BEGIN The records

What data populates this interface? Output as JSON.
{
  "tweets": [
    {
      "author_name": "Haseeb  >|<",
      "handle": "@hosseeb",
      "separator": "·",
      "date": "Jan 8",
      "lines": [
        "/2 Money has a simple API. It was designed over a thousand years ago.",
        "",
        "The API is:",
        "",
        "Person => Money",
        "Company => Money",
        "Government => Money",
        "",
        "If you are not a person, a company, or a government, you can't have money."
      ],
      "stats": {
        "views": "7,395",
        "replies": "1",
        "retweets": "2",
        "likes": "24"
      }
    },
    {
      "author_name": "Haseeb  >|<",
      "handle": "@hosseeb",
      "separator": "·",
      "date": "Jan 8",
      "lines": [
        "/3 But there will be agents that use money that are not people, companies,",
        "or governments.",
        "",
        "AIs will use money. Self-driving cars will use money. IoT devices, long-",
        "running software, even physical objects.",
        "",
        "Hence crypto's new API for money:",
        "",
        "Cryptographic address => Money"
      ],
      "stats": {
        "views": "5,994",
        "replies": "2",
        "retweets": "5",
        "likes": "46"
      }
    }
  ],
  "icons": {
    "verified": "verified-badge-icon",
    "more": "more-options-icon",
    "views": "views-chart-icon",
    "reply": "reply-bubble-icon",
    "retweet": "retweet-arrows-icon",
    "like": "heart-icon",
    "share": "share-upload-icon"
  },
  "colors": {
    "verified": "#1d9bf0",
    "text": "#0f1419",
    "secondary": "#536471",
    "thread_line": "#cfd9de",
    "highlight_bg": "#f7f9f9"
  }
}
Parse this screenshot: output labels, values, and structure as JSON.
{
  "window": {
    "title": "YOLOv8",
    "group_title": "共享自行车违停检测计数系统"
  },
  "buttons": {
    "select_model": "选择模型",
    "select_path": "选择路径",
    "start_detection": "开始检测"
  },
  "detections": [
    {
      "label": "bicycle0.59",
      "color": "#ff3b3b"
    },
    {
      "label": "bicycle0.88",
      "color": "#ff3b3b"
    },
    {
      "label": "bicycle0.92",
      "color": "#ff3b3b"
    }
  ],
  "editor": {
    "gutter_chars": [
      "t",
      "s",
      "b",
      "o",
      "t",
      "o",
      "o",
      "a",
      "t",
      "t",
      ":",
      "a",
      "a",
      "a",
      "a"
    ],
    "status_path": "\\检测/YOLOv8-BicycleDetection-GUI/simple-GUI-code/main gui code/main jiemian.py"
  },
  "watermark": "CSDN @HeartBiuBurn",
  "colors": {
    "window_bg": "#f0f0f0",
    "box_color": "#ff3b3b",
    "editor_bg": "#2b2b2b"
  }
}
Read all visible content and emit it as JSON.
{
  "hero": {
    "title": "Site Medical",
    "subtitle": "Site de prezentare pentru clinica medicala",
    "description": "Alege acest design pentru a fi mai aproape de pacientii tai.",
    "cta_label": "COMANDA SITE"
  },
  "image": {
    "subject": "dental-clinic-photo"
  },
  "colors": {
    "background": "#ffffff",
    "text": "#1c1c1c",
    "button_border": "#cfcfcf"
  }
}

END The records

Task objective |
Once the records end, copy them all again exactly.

Expected output |
What data populates this interface? Output as JSON.
{
  "tweets": [
    {
      "author_name": "Haseeb  >|<",
      "handle": "@hosseeb",
      "separator": "·",
      "date": "Jan 8",
      "lines": [
        "/2 Money has a simple API. It was designed over a thousand years ago.",
        "",
        "The API is:",
        "",
        "Person => Money",
        "Company => Money",
        "Government => Money",
        "",
        "If you are not a person, a company, or a government, you can't have money."
      ],
      "stats": {
        "views": "7,395",
        "replies": "1",
        "retweets": "2",
        "likes": "24"
      }
    },
    {
      "author_name": "Haseeb  >|<",
      "handle": "@hosseeb",
      "separator": "·",
      "date": "Jan 8",
      "lines": [
        "/3 But there will be agents that use money that are not people, companies,",
        "or governments.",
        "",
        "AIs will use money. Self-driving cars will use money. IoT devices, long-",
        "running software, even physical objects.",
        "",
        "Hence crypto's new API for money:",
        "",
        "Cryptographic address => Money"
      ],
      "stats": {
        "views": "5,994",
        "replies": "2",
        "retweets": "5",
        "likes": "46"
      }
    }
  ],
  "icons": {
    "verified": "verified-badge-icon",
    "more": "more-options-icon",
    "views": "views-chart-icon",
    "reply": "reply-bubble-icon",
    "retweet": "retweet-arrows-icon",
    "like": "heart-icon",
    "share": "share-upload-icon"
  },
  "colors": {
    "verified": "#1d9bf0",
    "text": "#0f1419",
    "secondary": "#536471",
    "thread_line": "#cfd9de",
    "highlight_bg": "#f7f9f9"
  }
}
Parse this screenshot: output labels, values, and structure as JSON.
{
  "window": {
    "title": "YOLOv8",
    "group_title": "共享自行车违停检测计数系统"
  },
  "buttons": {
    "select_model": "选择模型",
    "select_path": "选择路径",
    "start_detection": "开始检测"
  },
  "detections": [
    {
      "label": "bicycle0.59",
      "color": "#ff3b3b"
    },
    {
      "label": "bicycle0.88",
      "color": "#ff3b3b"
    },
    {
      "label": "bicycle0.92",
      "color": "#ff3b3b"
    }
  ],
  "editor": {
    "gutter_chars": [
      "t",
      "s",
      "b",
      "o",
      "t",
      "o",
      "o",
      "a",
      "t",
      "t",
      ":",
      "a",
      "a",
      "a",
      "a"
    ],
    "status_path": "\\检测/YOLOv8-BicycleDetection-GUI/simple-GUI-code/main gui code/main jiemian.py"
  },
  "watermark": "CSDN @HeartBiuBurn",
  "colors": {
    "window_bg": "#f0f0f0",
    "box_color": "#ff3b3b",
    "editor_bg": "#2b2b2b"
  }
}
Read all visible content and emit it as JSON.
{
  "hero": {
    "title": "Site Medical",
    "subtitle": "Site de prezentare pentru clinica medicala",
    "description": "Alege acest design pentru a fi mai aproape de pacientii tai.",
    "cta_label": "COMANDA SITE"
  },
  "image": {
    "subject": "dental-clinic-photo"
  },
  "colors": {
    "background": "#ffffff",
    "text": "#1c1c1c",
    "button_border": "#cfcfcf"
  }
}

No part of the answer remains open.